Figure 3 (below) presents this information in the form of a graphic organiser. A graphic organiser is a diagram that visualises relationships between facts, concepts. Here, the names of Henry VIII’s wives and the lengths of his marriages are displayed on a timeline. This familiar form of graphic organiser uses space to quickly convey dates and lengths of time. In doing so, it makes it much easier to work out the chronological order and duration of Henry VIII’s marriages. The important information from Figure 2 has been dual coded, with the timescales displayed non-verbally to make them easier to understand.

Figure 2: Information about the wives of Henry VIII, written in prose.

Figure 3: Information about the wives of Henry VIII, visualised using a graphic organiser.

Venn diagrams are another well-known form of graphic organiser. Figure 4 shows the names of the animals verbally and the characteristics of these species non-verbally by grouping them into different parts of the diagram.

Figure 4: A Venn diagram classifying animal species based on whether they are aquatic, mammals, or both.

Why is Dual Coding Important?

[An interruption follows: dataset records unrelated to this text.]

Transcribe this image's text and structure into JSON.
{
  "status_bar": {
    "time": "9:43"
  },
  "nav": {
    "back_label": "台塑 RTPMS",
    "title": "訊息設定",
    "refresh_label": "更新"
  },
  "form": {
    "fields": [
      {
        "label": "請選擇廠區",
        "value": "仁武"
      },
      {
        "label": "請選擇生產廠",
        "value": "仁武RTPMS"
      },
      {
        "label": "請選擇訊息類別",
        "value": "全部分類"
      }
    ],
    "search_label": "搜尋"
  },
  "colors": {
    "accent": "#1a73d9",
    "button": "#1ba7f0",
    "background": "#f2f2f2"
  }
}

In a previous blog post, we discussed cognitive load theory and the idea that a student’s working memory is limited, while their long-term memory is practically unlimited. If the cognitive load is too high, students will not be able to hold it all in their working memory. As a result, they will struggle to learn new information by transferring it to their long-term memory. So, to help students learn we need to try to minimise cognitive load. We can use dual coding to do this, because of the fact that verbal information is processed in a different way to non-verbal information. By presenting new information both verbally and non-verbally, we can “access more working memory capacity”: the verbal memory capacity and the non-verbal memory capacity. So, you can use dual coding to ensure that students learn new information more effectively.

Table 2: Caviglioli’s (2019) “design guide” for dual-coding.

Oliver Caviglioli, who will be familiar to many teachers, argues that four principles are essential to the successful design of dual-coded resources (Table 2). All of these principles relate to making information easier to understand and learn. At Endoxa Learning, our learning resources follow the ideas of dual coding and are carefully designed to maximise learning. Click here to learn how our lessons work.


See our longer article for further explanation and a selection of academic references.